* Connecting with nature on a daily basis by going for (bare foot) walks
* Reading books and listening to podcasts on spirituality and mindfulness (Most important lessons bundled together in my E-book Spirit Basics)
* Eating well to keep my body clear and my mind focused + drinking a lot of water
* Doing Yoga or exercise to reconnect with your body
* Taking cold showers to stimulate white bloodcells and bring stress levels down.
- Actively working on thought and changing beliefs.
DPDR and Anxiety comes from having dark beliefs about the world, death and life itself. We believe that the world is a dark place and that we’re not taken care of, which makes us anxious, stressed out and dissociated. Part of changing those feelings we have is changing the way we look at the world. The world isn’t so dark as we picture it to be. This is something I worked out on my own after experiencing existential fears. By doing mindfulness exercises and reprogramming our subconscious thinking, we are able to change the way we feel about those same existential questions. Out of the safety our brain wants to keep us in, we believe in certain limiting beliefs out of comfort or ‘trying to control’ things we can’t control. Our obsessive thinking is something our brain produces as a compensation for this lack of control and feeling of unsafety. We think we can rationalize our way out of anxiety but as long as there are limiting beliefs underneath, this will be almost impossible.
Changing our beliefs about and perception of the world therefor is necessary and will set us free.
Recovery from dpdr and existential fears is ABSOLUTELY possible! I’ve coached many people now who have made some immense transformations and if I can do it and they can do it, you can do it as well. By applying the principles I gave you here and deepening yourself into an internal quest for truth, you can not only recover, but grow further than you’ve ever imagined. If you are looking for some extra guidance, I can offer you:
- Free YouTube video’s where I share some of my insights and recovery tips
- 1 on 1 coachingsessions where I personally guide you towards recovery by applying my own experiences, mindfulness and knowledge of our subconsciousness

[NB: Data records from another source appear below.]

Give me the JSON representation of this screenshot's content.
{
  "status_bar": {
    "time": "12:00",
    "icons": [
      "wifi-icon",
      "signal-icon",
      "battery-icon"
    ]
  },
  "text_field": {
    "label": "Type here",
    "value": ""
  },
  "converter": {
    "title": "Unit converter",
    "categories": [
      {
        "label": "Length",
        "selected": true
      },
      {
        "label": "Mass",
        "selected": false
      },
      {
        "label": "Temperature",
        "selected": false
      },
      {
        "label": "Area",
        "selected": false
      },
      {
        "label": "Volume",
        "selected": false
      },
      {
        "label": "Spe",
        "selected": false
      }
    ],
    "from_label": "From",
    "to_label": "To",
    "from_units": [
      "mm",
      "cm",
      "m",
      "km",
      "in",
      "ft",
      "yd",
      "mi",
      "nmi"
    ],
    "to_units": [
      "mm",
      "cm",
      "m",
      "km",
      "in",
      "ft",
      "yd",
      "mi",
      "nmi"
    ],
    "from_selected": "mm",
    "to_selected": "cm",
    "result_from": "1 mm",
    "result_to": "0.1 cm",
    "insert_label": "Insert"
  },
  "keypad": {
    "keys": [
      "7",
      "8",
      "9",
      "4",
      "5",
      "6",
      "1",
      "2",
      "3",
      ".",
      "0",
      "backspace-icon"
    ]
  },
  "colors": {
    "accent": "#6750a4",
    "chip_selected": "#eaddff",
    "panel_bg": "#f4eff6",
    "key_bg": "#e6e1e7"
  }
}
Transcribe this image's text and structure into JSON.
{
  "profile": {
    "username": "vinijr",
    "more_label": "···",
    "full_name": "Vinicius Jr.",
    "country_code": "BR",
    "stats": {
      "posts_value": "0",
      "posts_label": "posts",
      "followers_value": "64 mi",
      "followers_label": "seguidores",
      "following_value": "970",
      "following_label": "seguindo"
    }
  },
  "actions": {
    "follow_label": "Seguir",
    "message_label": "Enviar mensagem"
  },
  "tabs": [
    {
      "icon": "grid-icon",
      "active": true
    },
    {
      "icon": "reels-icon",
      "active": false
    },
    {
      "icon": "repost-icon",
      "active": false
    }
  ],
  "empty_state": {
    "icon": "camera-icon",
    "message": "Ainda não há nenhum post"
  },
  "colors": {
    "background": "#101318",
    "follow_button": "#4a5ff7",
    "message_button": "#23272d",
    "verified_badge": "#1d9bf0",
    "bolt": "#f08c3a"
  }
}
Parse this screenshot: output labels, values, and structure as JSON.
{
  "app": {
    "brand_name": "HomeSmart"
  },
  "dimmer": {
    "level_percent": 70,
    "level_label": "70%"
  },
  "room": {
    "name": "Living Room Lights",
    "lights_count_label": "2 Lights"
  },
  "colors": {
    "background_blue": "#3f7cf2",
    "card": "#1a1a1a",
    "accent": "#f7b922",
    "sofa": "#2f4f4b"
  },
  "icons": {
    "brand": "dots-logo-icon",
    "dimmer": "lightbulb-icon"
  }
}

- My E-book/course ‘spirit basics’, in which I explain the basic principles of finding inner peace, self love and happiness.
- Staying tuned for a DPDR recovery course which is coming soon! You can do this by following me on Instagram @robinschindelka.